Canadian governments ought to get serious about bringing down debt
Without a doubt, Canadian governments should take debt reduction seriously. In reference to this, it is well known that Canadian governments will soon present their tax and expenditure plans in their 2020 budgets. This year’s budget season offers an opportunity for federal and provincial governments to reverse the trend of accumulation of debt we have seen for more than a decade.
It should be noted that since 2007–08, the combined federal and provincial government net debt has grown to $ 1.5 trillion from $ 837.0 billion, an increase of more than $ 650 billion in 12 years, largely due to increased spending public. In other words, the current federal-provincial net debt is broken down into $ 39,483 of government debt for each man, woman and child in Canada.
While nominal levels of federal and provincial debt increased in all provinces between 2007–08 and 2019–20, Canadians face different debt burdens depending on where they live.
Levels of debt that vary and burden of debt that is unevenly distributed
A fact that is important to mention is that the levels of provincial debt vary widely while the burden of federal debt is unevenly distributed among the provinces.
Now, the debt / GDP ratio is another way to compare public debt between provinces and assess the sustainability of debt accumulation. According to this measure, Ontario has the highest debt burden combined with 75.4 percent of the economy, followed by Newfoundland with 73.6 percent.
Thus, it is understood that at the national level, the combined ratio of federal-provincial net debt to GDP in Canada is projected to increase to 64.3 percent in 2019–20 from 53.1 percent in 2007–08. And this growth is likely to continue in the future.
Likewise, without changes in policies, the current projections of the Department of Finance suggest that the federal government will not balance its budget until 2040, while several provinces are likely to continue accumulating debt in the foreseeable future.
For starters, governments must pay interest on their debt, just as households must pay interest on mortgages, vehicle purchases, and credit cards.

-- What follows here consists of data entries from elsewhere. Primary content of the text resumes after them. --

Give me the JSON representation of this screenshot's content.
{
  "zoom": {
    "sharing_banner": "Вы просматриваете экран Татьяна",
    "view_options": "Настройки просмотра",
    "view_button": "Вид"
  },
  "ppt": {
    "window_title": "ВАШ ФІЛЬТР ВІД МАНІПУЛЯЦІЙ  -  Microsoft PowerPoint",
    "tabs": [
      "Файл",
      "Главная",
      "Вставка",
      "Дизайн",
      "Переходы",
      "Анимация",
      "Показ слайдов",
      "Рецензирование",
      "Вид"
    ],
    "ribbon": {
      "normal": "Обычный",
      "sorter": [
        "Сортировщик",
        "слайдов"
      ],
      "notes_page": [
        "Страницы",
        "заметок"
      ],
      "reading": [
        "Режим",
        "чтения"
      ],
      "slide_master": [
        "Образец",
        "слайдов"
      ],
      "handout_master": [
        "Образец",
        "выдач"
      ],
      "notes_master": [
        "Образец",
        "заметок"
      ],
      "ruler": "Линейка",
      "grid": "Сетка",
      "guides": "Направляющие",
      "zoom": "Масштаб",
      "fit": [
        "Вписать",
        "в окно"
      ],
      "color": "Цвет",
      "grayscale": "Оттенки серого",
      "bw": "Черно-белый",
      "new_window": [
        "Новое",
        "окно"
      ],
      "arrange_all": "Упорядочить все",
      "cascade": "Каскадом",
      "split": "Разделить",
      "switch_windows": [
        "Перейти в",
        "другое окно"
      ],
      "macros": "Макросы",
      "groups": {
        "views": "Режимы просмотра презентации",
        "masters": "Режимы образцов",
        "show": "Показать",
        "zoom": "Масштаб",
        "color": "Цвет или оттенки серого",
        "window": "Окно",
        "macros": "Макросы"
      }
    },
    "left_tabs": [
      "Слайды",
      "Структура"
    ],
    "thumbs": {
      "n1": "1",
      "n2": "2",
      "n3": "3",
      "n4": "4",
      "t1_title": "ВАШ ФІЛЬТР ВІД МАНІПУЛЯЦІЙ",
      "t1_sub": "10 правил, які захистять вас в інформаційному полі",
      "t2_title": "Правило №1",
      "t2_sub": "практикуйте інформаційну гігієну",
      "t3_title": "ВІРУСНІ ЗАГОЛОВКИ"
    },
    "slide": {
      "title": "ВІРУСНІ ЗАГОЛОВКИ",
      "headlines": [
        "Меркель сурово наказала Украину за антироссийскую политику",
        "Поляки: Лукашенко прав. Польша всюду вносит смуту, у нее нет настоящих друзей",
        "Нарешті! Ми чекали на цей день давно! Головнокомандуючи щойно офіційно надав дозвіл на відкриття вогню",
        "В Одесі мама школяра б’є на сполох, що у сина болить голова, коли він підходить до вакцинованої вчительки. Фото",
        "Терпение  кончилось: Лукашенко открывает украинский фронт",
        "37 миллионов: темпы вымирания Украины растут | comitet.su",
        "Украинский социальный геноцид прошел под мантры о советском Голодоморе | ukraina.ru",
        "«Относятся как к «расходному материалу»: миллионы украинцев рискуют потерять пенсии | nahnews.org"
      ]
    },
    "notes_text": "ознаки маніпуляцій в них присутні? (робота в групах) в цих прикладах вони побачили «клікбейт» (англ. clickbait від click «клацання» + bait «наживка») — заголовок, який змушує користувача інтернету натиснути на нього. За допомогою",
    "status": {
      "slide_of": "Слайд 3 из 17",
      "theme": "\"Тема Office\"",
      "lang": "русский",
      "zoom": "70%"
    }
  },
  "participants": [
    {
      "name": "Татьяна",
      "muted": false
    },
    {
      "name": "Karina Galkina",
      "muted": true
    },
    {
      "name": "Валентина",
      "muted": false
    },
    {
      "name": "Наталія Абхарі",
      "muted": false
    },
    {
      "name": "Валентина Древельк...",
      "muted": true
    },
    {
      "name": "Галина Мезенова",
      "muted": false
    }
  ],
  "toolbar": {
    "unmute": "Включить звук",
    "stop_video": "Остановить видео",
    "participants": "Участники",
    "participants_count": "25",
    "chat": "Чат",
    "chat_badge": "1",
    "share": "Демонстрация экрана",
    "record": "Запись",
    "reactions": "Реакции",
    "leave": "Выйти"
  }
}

Together, the federal and provincial governments spend almost $ 55 billion in annual interest payments, leaving fewer resources for tax cuts or government programs, such as medical care, education, and social services.
Source: Jake Fuss and Milagros Palacios | The Globe and Mail